[Data entries]
________________________

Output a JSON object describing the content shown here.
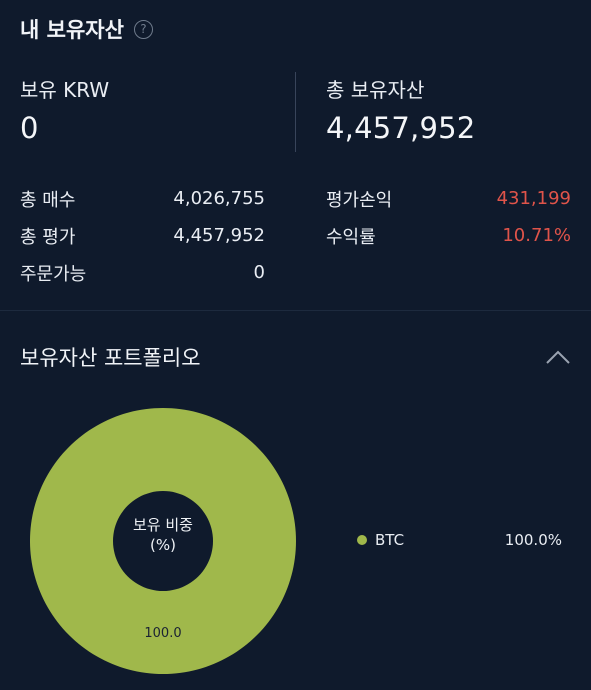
{
  "header": {
    "title": "내 보유자산",
    "help_icon": "question-circle-icon"
  },
  "holdings_krw": {
    "label": "보유 KRW",
    "value": "0"
  },
  "total_assets": {
    "label": "총 보유자산",
    "value": "4,457,952"
  },
  "summary_left": [
    {
      "label": "총 매수",
      "value": "4,026,755"
    },
    {
      "label": "총 평가",
      "value": "4,457,952"
    },
    {
      "label": "주문가능",
      "value": "0"
    }
  ],
  "summary_right": [
    {
      "label": "평가손익",
      "value": "431,199"
    },
    {
      "label": "수익률",
      "value": "10.71%"
    }
  ],
  "portfolio": {
    "title": "보유자산 포트폴리오",
    "collapse_icon": "chevron-up-icon",
    "center_label_line1": "보유 비중",
    "center_label_line2": "(%)"
  },
  "colors": {
    "accent_green": "#a0b84b",
    "negative_red": "#e0544a",
    "background": "#0f1a2c"
  },
  "chart_data": {
    "type": "pie",
    "categories": [
      "BTC"
    ],
    "values": [
      100.0
    ],
    "slice_labels": [
      "100.0"
    ],
    "legend": [
      {
        "name": "BTC",
        "percent": "100.0%"
      }
    ],
    "legend_position": "right"
  }
}
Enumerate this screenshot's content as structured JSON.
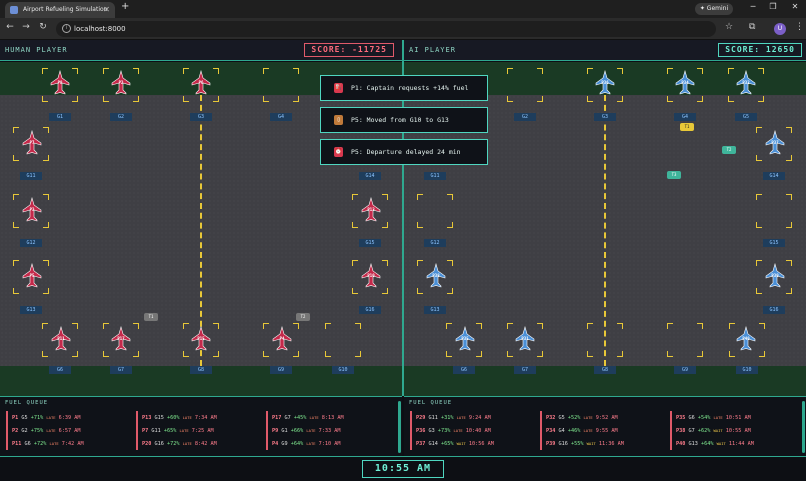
{
  "browser": {
    "tab_title": "Airport Refueling Simulation",
    "url": "localhost:8000",
    "gemini_label": "Gemini",
    "avatar_letter": "U"
  },
  "human": {
    "label": "HUMAN PLAYER",
    "score": "SCORE: -11725",
    "gates_top": [
      "G1",
      "G2",
      "G3",
      "G4"
    ],
    "gates_left": [
      "G11",
      "G12",
      "G13"
    ],
    "gates_right": [
      "G14",
      "G15",
      "G16"
    ],
    "gates_bottom": [
      "G6",
      "G7",
      "G8",
      "G9",
      "G10"
    ],
    "planes": [
      {
        "id": "P8"
      },
      {
        "id": "P2"
      },
      {
        "id": "P6"
      },
      {
        "id": "P7"
      },
      {
        "id": "P3"
      },
      {
        "id": "P5"
      },
      {
        "id": "P13"
      },
      {
        "id": "P10"
      },
      {
        "id": "P11"
      },
      {
        "id": "P17"
      },
      {
        "id": "P15"
      },
      {
        "id": "P4"
      }
    ],
    "trucks": [
      "T1",
      "T2"
    ],
    "queue_title": "FUEL QUEUE",
    "queue": [
      [
        {
          "id": "P1",
          "gate": "G5",
          "fuel": "+71%",
          "status": "LATE",
          "time": "6:39 AM"
        },
        {
          "id": "P2",
          "gate": "G2",
          "fuel": "+75%",
          "status": "LATE",
          "time": "6:57 AM"
        },
        {
          "id": "P11",
          "gate": "G6",
          "fuel": "+72%",
          "status": "LATE",
          "time": "7:42 AM"
        }
      ],
      [
        {
          "id": "P13",
          "gate": "G15",
          "fuel": "+60%",
          "status": "LATE",
          "time": "7:34 AM"
        },
        {
          "id": "P7",
          "gate": "G11",
          "fuel": "+65%",
          "status": "LATE",
          "time": "7:25 AM"
        },
        {
          "id": "P20",
          "gate": "G16",
          "fuel": "+72%",
          "status": "LATE",
          "time": "8:42 AM"
        }
      ],
      [
        {
          "id": "P17",
          "gate": "G7",
          "fuel": "+45%",
          "status": "LATE",
          "time": "8:13 AM"
        },
        {
          "id": "P9",
          "gate": "G1",
          "fuel": "+66%",
          "status": "LATE",
          "time": "7:33 AM"
        },
        {
          "id": "P4",
          "gate": "G9",
          "fuel": "+64%",
          "status": "LATE",
          "time": "7:10 AM"
        }
      ]
    ]
  },
  "ai": {
    "label": "AI PLAYER",
    "score": "SCORE: 12650",
    "gates_top": [
      "G2",
      "G3",
      "G4",
      "G5"
    ],
    "gates_left": [
      "G11",
      "G12",
      "G13"
    ],
    "gates_right": [
      "G14",
      "G15",
      "G16"
    ],
    "gates_bottom": [
      "G6",
      "G7",
      "G8",
      "G9",
      "G10"
    ],
    "planes": [
      {
        "id": "P36"
      },
      {
        "id": "P34"
      },
      {
        "id": "P32"
      },
      {
        "id": "P37"
      },
      {
        "id": "P38"
      },
      {
        "id": "P39"
      },
      {
        "id": "P35"
      },
      {
        "id": "P31"
      },
      {
        "id": "P40"
      }
    ],
    "trucks": [
      "T1",
      "T2",
      "T3"
    ],
    "queue_title": "FUEL QUEUE",
    "queue": [
      [
        {
          "id": "P29",
          "gate": "G11",
          "fuel": "+31%",
          "status": "LATE",
          "time": "9:24 AM"
        },
        {
          "id": "P36",
          "gate": "G3",
          "fuel": "+73%",
          "status": "LATE",
          "time": "10:40 AM"
        },
        {
          "id": "P37",
          "gate": "G14",
          "fuel": "+65%",
          "status": "WAIT",
          "time": "10:56 AM"
        }
      ],
      [
        {
          "id": "P32",
          "gate": "G5",
          "fuel": "+52%",
          "status": "LATE",
          "time": "9:52 AM"
        },
        {
          "id": "P34",
          "gate": "G4",
          "fuel": "+46%",
          "status": "LATE",
          "time": "9:55 AM"
        },
        {
          "id": "P39",
          "gate": "G16",
          "fuel": "+55%",
          "status": "WAIT",
          "time": "11:36 AM"
        }
      ],
      [
        {
          "id": "P35",
          "gate": "G6",
          "fuel": "+54%",
          "status": "LATE",
          "time": "10:51 AM"
        },
        {
          "id": "P38",
          "gate": "G7",
          "fuel": "+62%",
          "status": "WAIT",
          "time": "10:55 AM"
        },
        {
          "id": "P40",
          "gate": "G13",
          "fuel": "+64%",
          "status": "WAIT",
          "time": "11:44 AM"
        }
      ]
    ]
  },
  "notifications": [
    {
      "text": "P1: Captain requests +14% fuel",
      "icon": "fuel-pump-icon"
    },
    {
      "text": "P5: Moved from G10 to G13",
      "icon": "door-icon"
    },
    {
      "text": "P5: Departure delayed 24 min",
      "icon": "alarm-clock-icon"
    }
  ],
  "clock": "10:55 AM",
  "colors": {
    "human_plane": "#c4294a",
    "ai_plane": "#4a8fd6",
    "accent": "#2fa88f",
    "taxi_line": "#e8c838"
  }
}
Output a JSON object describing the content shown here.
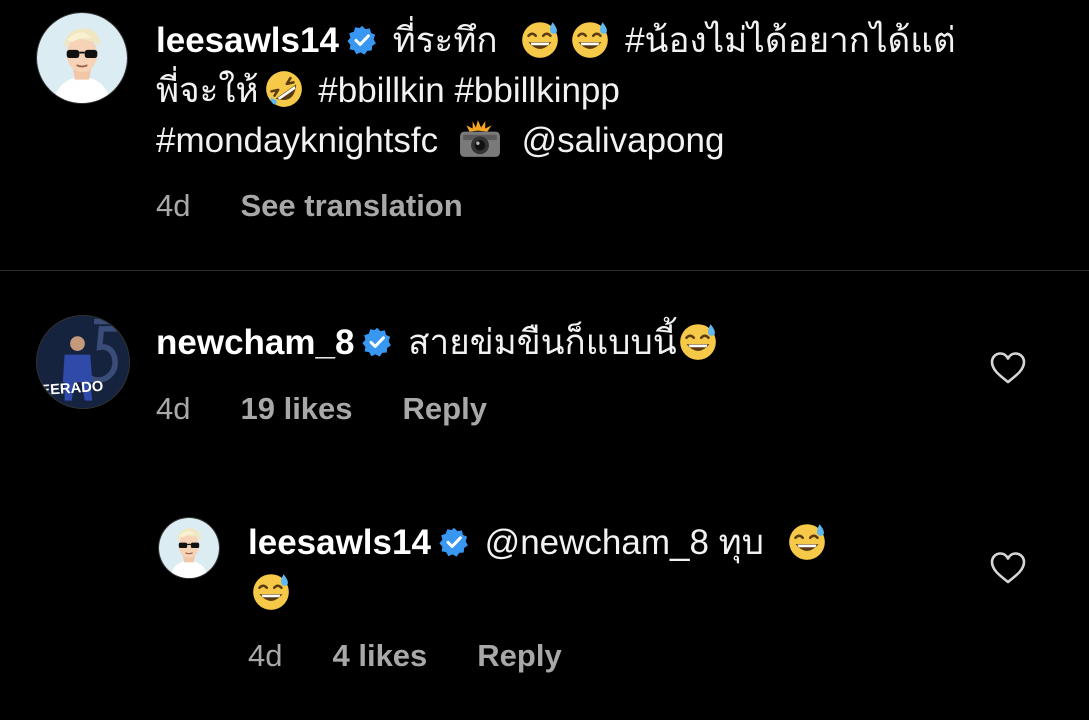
{
  "caption": {
    "username": "leesawls14",
    "line1_text": "ที่ระทึก",
    "line1_tail": "#น้องไม่ได้อยากได้แต่",
    "line2_head": "พี่จะให้",
    "line2_tags": "#bbillkin #bbillkinpp",
    "line3_tag": "#mondayknightsfc",
    "line3_mention": "@salivapong",
    "time": "4d",
    "see_translation": "See translation"
  },
  "comment": {
    "username": "newcham_8",
    "text": "สายข่มขืนก็แบบนี้",
    "avatar_text": "EERADO",
    "time": "4d",
    "likes": "19 likes",
    "reply": "Reply"
  },
  "reply_comment": {
    "username": "leesawls14",
    "text": "@newcham_8 ทุบ",
    "time": "4d",
    "likes": "4 likes",
    "reply": "Reply"
  },
  "icons": {
    "verified": "verified-badge-icon",
    "sweat_smile": "sweat-smile-emoji",
    "rofl": "rolling-on-floor-laughing-emoji",
    "camera_flash": "camera-with-flash-emoji",
    "heart": "heart-outline-icon"
  },
  "colors": {
    "background": "#000000",
    "text": "#f2f2f2",
    "meta": "#a8a8a8",
    "verified": "#3897f0",
    "divider": "#2c2c2c"
  }
}
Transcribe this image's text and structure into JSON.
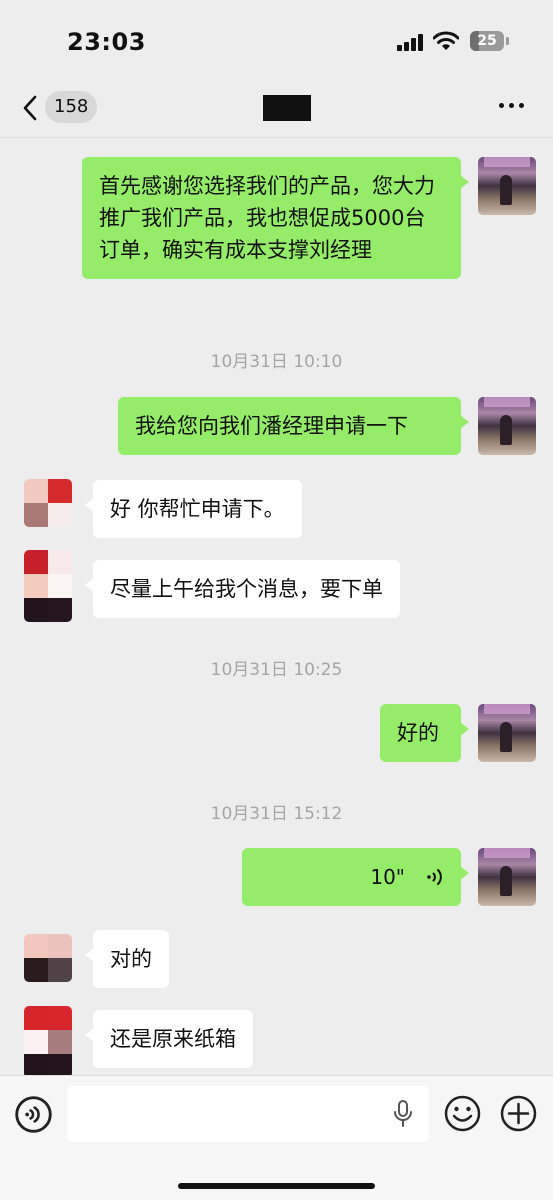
{
  "status_bar": {
    "time": "23:03",
    "battery": "25",
    "battery_level": 0.25
  },
  "nav": {
    "unread_count": "158"
  },
  "messages": [
    {
      "side": "me",
      "text": "首先感谢您选择我们的产品，您大力推广我们产品，我也想促成5000台订单，确实有成本支撑刘经理"
    },
    {
      "type": "timestamp",
      "text": "10月31日 10:10"
    },
    {
      "side": "me",
      "text": "我给您向我们潘经理申请一下"
    },
    {
      "side": "them",
      "text": "好 你帮忙申请下。"
    },
    {
      "side": "them",
      "text": "尽量上午给我个消息，要下单"
    },
    {
      "type": "timestamp",
      "text": "10月31日 10:25"
    },
    {
      "side": "me",
      "text": "好的"
    },
    {
      "type": "timestamp",
      "text": "10月31日 15:12"
    },
    {
      "side": "me",
      "type": "voice",
      "duration": "10\"",
      "icon": "voice-wave-icon"
    },
    {
      "side": "them",
      "text": "对的"
    },
    {
      "side": "them",
      "text": "还是原来纸箱"
    }
  ],
  "input_bar": {
    "placeholder": "",
    "icons": [
      "voice-mode-icon",
      "microphone-icon",
      "emoji-icon",
      "plus-icon"
    ]
  }
}
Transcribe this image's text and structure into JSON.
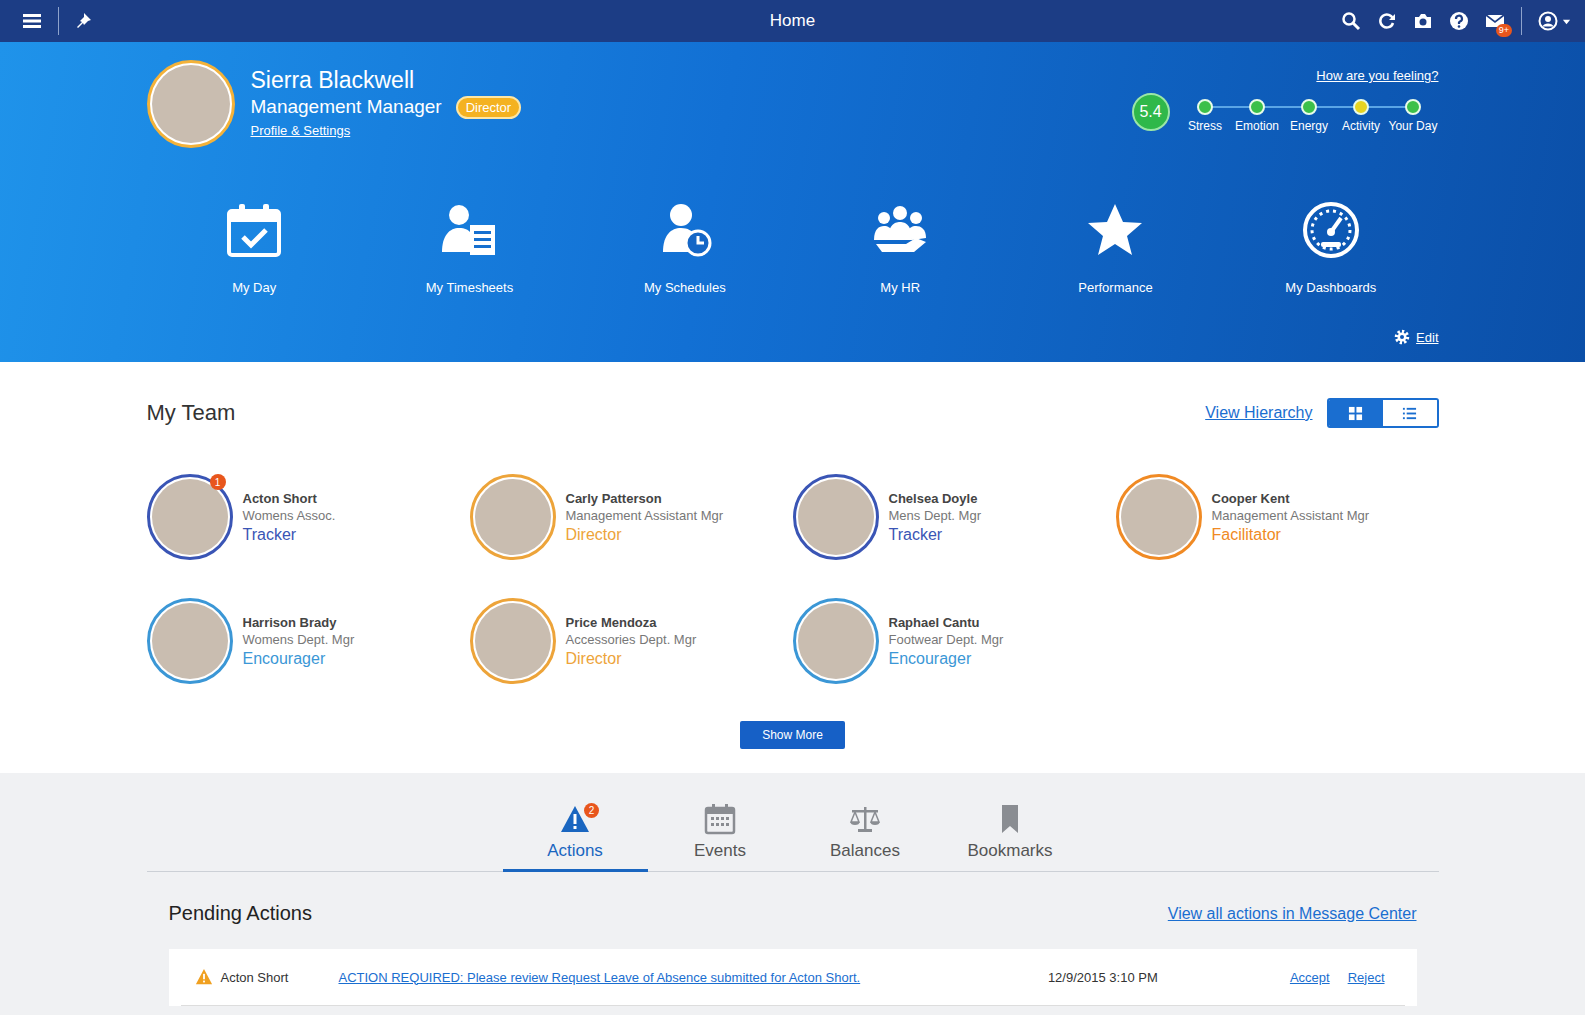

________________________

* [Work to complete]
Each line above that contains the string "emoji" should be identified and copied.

* [Solution]
    "sweat_smile": "sweat-smile-emoji",
    "rofl": "rolling-on-floor-laughing-emoji",
    "camera_flash": "camera-with-flash-emoji",
      "emoji-icon",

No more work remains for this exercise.